Dendritic cells (DC) in 121 colorectal adenocarcinomas were investigated immunohistochemically, using anti‐S‐100 protein antibody. S‐100(+) DC were recognized among the malignant cells and/or around the tumor and differed in distribution either from lysozyme‐positive macrophages or from neuron‐specific enolase‐positive neural tissue. Patients with many S‐100(+) DC (more than 30 cells per 10 high‐power fields) in the tumor survived longer than did those with few such cells (less than 30 cells), most often with no metastases (P < 0.001). The grade of S‐100(+) DC infiltration was related to both density of lymphocytic infiltration in the primary tumor and the degree of paracortical hyperplasia in the regional lymph nodes (P < 0.05). Dendritic cells, therefore, as antigen‐presenting cells, conceivably mediate cell immunity in a tumor with lymphoid infiltration and in the regional lymph nodes. The number of S‐100(+) DC in the primary colorectal carcinomas represents one aspect of such a series of antitumor immunoreaction, in vivo.
|Number of pages||8|

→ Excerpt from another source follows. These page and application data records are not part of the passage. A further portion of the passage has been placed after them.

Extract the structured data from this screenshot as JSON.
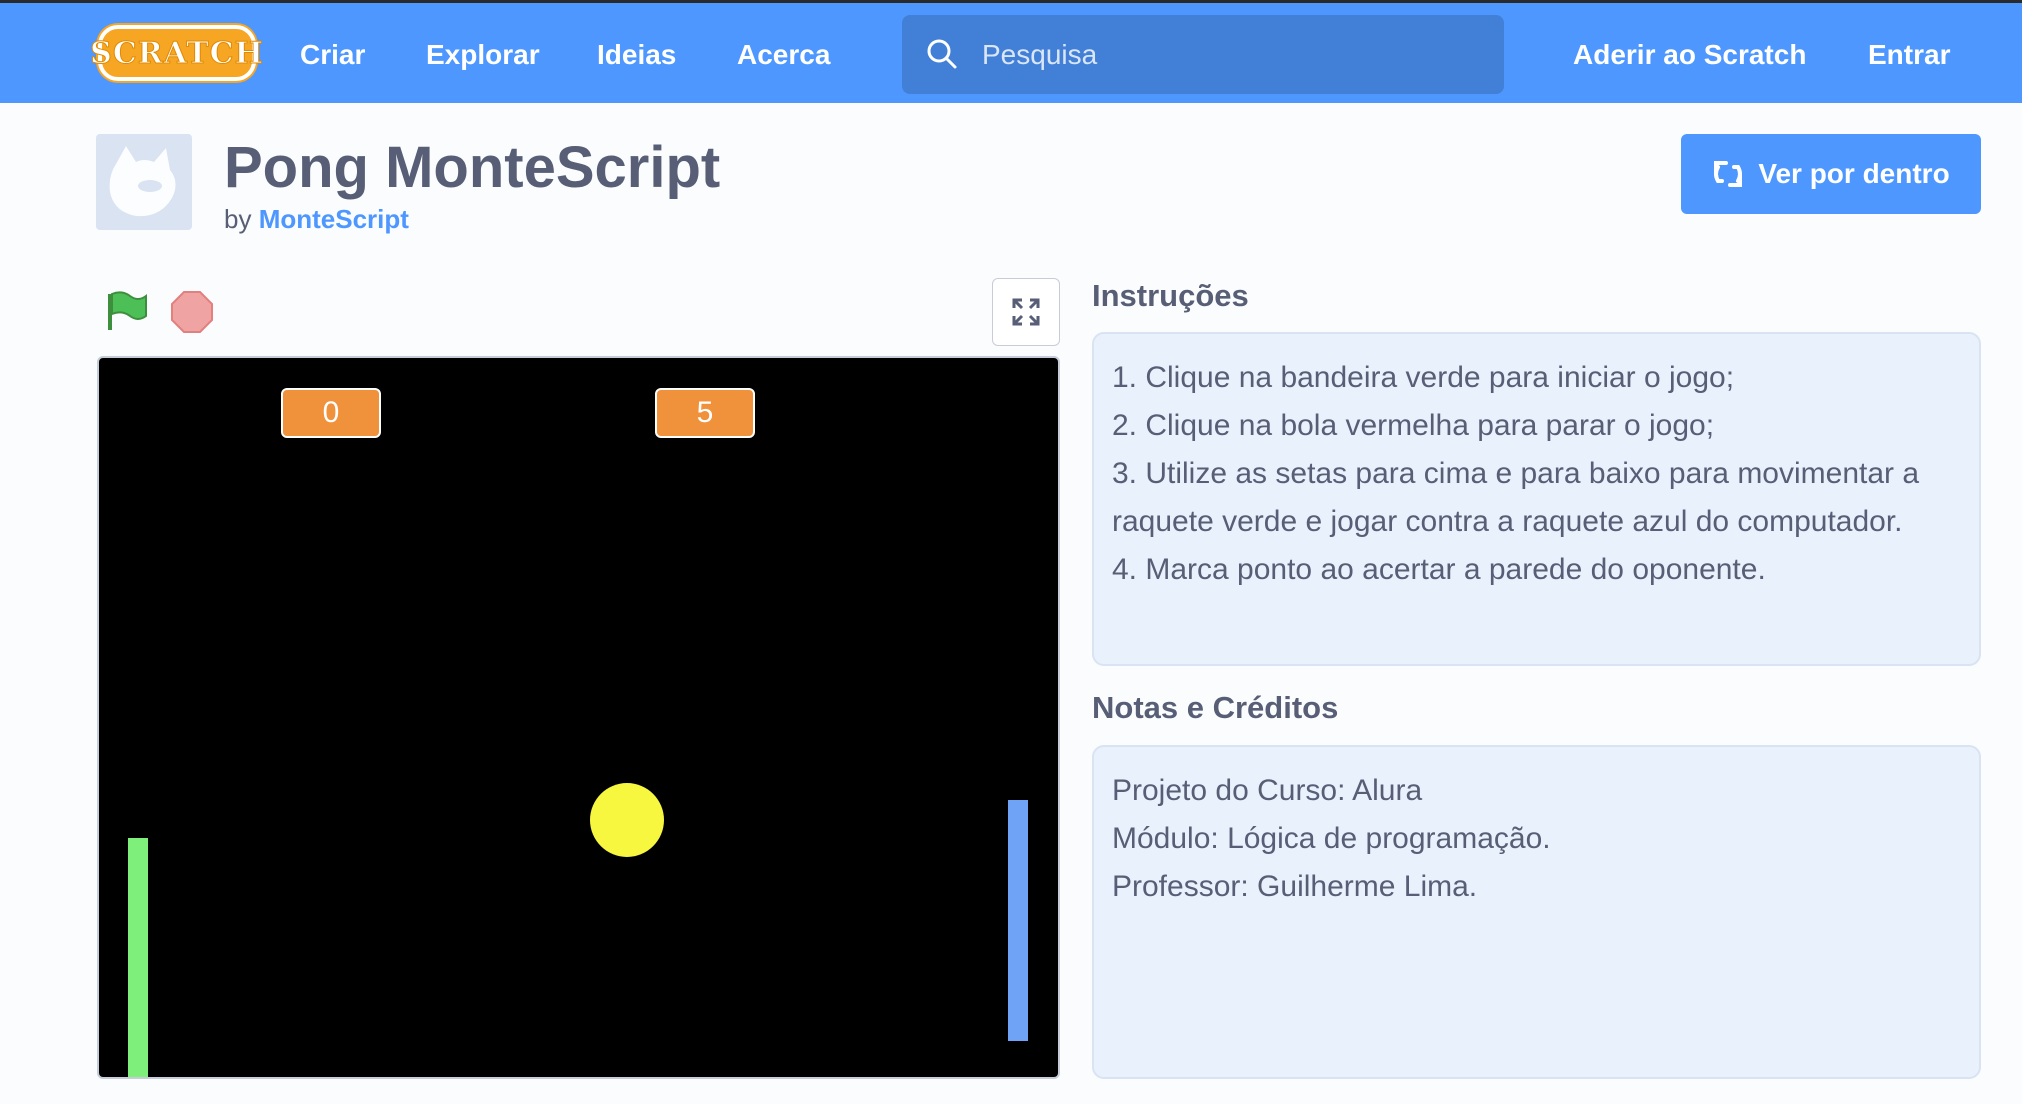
{
  "nav": {
    "logo": "SCRATCH",
    "links": [
      "Criar",
      "Explorar",
      "Ideias",
      "Acerca"
    ],
    "search_placeholder": "Pesquisa",
    "join": "Aderir ao Scratch",
    "signin": "Entrar"
  },
  "project": {
    "title": "Pong MonteScript",
    "by": "by",
    "author": "MonteScript",
    "see_inside": "Ver por dentro"
  },
  "stage": {
    "score_left": "0",
    "score_right": "5"
  },
  "instructions": {
    "heading": "Instruções",
    "lines": [
      "1. Clique na bandeira verde para iniciar o jogo;",
      "2. Clique na bola vermelha para parar o jogo;",
      "3. Utilize as setas para cima e para baixo para movimentar a raquete verde e jogar contra a raquete azul do computador.",
      "4. Marca ponto ao acertar a parede do oponente."
    ]
  },
  "notes": {
    "heading": "Notas e Créditos",
    "lines": [
      "Projeto do Curso: Alura",
      "Módulo: Lógica de programação.",
      "Professor: Guilherme Lima."
    ]
  },
  "colors": {
    "nav": "#4d97ff",
    "accent": "#4d97ff",
    "score_bg": "#f0913c",
    "paddle_left": "#7eef7b",
    "paddle_right": "#6ea3f5",
    "ball": "#f7f740"
  },
  "icons": {
    "search": "search-icon",
    "see_inside": "remix-icon",
    "flag": "green-flag-icon",
    "stop": "stop-sign-icon",
    "fullscreen": "fullscreen-icon"
  }
}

|Publication status||Published - Feb 1 1989|
All Science Journal Classification (ASJC) codes
- Cancer Research